The Alesis XT Digital Reverb can be used in conjunction with a mixing console providing stereo reverb returns, or stand-alone with electric instruments and amplifiers. The Alesis XT contains a large memory array and a high speed arithmetic processing circuit that executes special Alesis-developed algorithms.
The result is reverberation typical of units costing ten times as much. Extra memory and high speed electronics give the Alesis XT a generous frequency response of 14KHZ, formerly found only in very expensive units. Excellent treble response preserves the delicate sibilance of vocals and the brilliance of certain percussion instruments. Large memory capacity gives the XT a remarkably flat and uniform frequency response rarely found in even the best acoustic chambers.

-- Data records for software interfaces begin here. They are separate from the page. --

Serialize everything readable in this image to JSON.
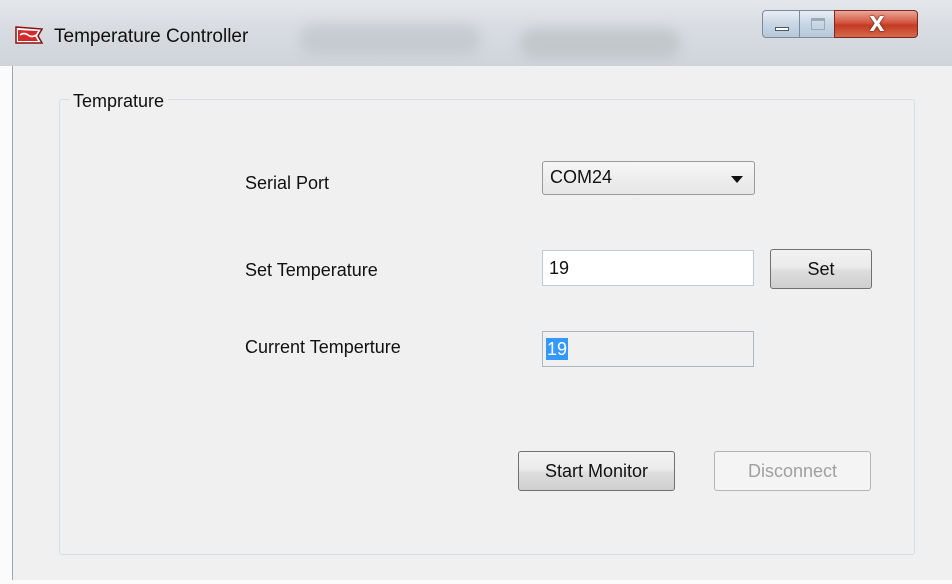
{
  "window": {
    "title": "Temperature Controller",
    "caption": {
      "minimize_icon": "minimize-icon",
      "maximize_icon": "maximize-icon",
      "close_glyph": "X"
    }
  },
  "group": {
    "title": "Temprature"
  },
  "serial_port": {
    "label": "Serial Port",
    "selected": "COM24"
  },
  "set_temperature": {
    "label": "Set Temperature",
    "value": "19",
    "button_label": "Set"
  },
  "current_temperature": {
    "label": "Current Temperture",
    "value": "19"
  },
  "actions": {
    "start_label": "Start Monitor",
    "disconnect_label": "Disconnect"
  },
  "colors": {
    "selection": "#3399ff",
    "close_button": "#c23b22",
    "client_bg": "#f0f0f0"
  }
}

The arithmetic processor in the Alesis XT has special overflow handling circuitry that avoids the abrupt output transients caused by clipping in many audio digital processing products. Overdriving the XT is not recommended, but due to its soft clipping characteristic, output saturation often goes unnoticed with no adverse effect.
The Alesis XT has the ability to generate extremely high echo density. Controlled from the front panel, a single impulse can be turned into hundreds or many thousands of discreet output pulses, all distributed in full stereo. High echo density gives the Alesis XT particularly smooth decay, even with the most difficult percussive material.

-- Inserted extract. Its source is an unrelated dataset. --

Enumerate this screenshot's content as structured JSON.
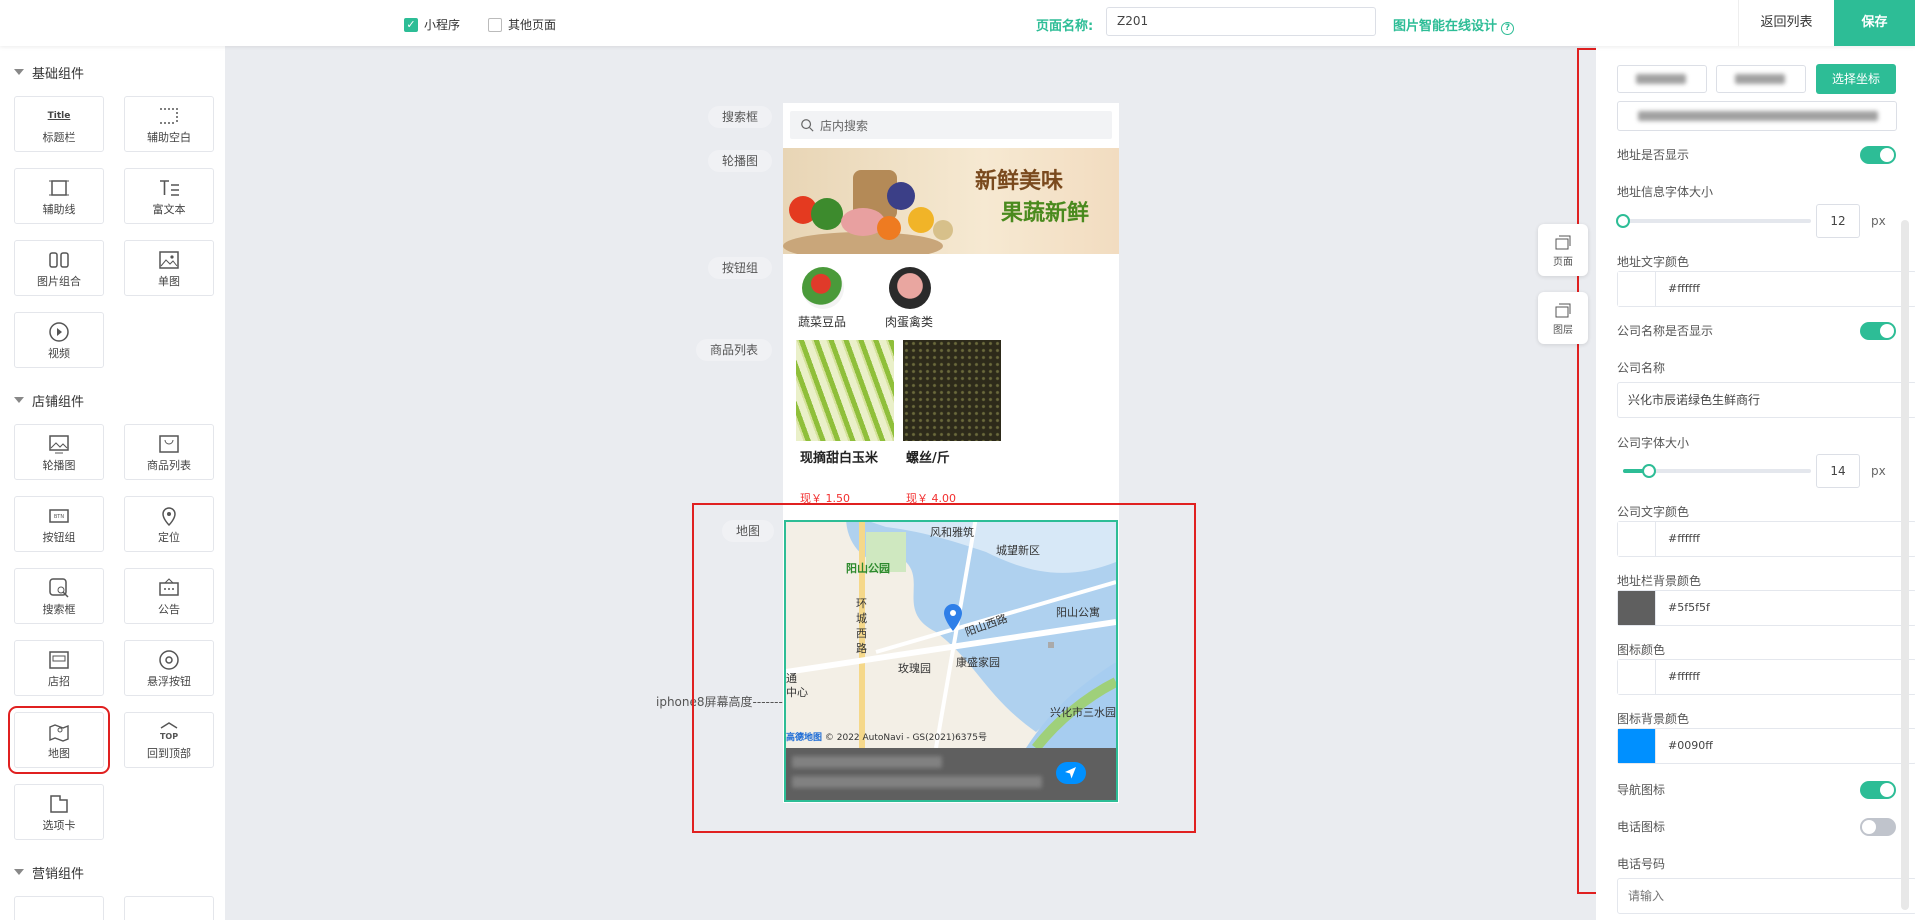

Front panel controls allow variation of delays, frequency response, echo density and decay times. The controls are organized in a logical, easily understood way to allow for quick setup and change. For those not familiar with digital reverberation, the top of the unit is screened with flowcharts and descriptive control information.
Rear panel connections interface easily to other equipment. A loop in the reverberator input circuit is provided for additional equipment such as equalizers and digital delays. The delay and frequency response options available at the front panel make the loop necessary only in special effect situations.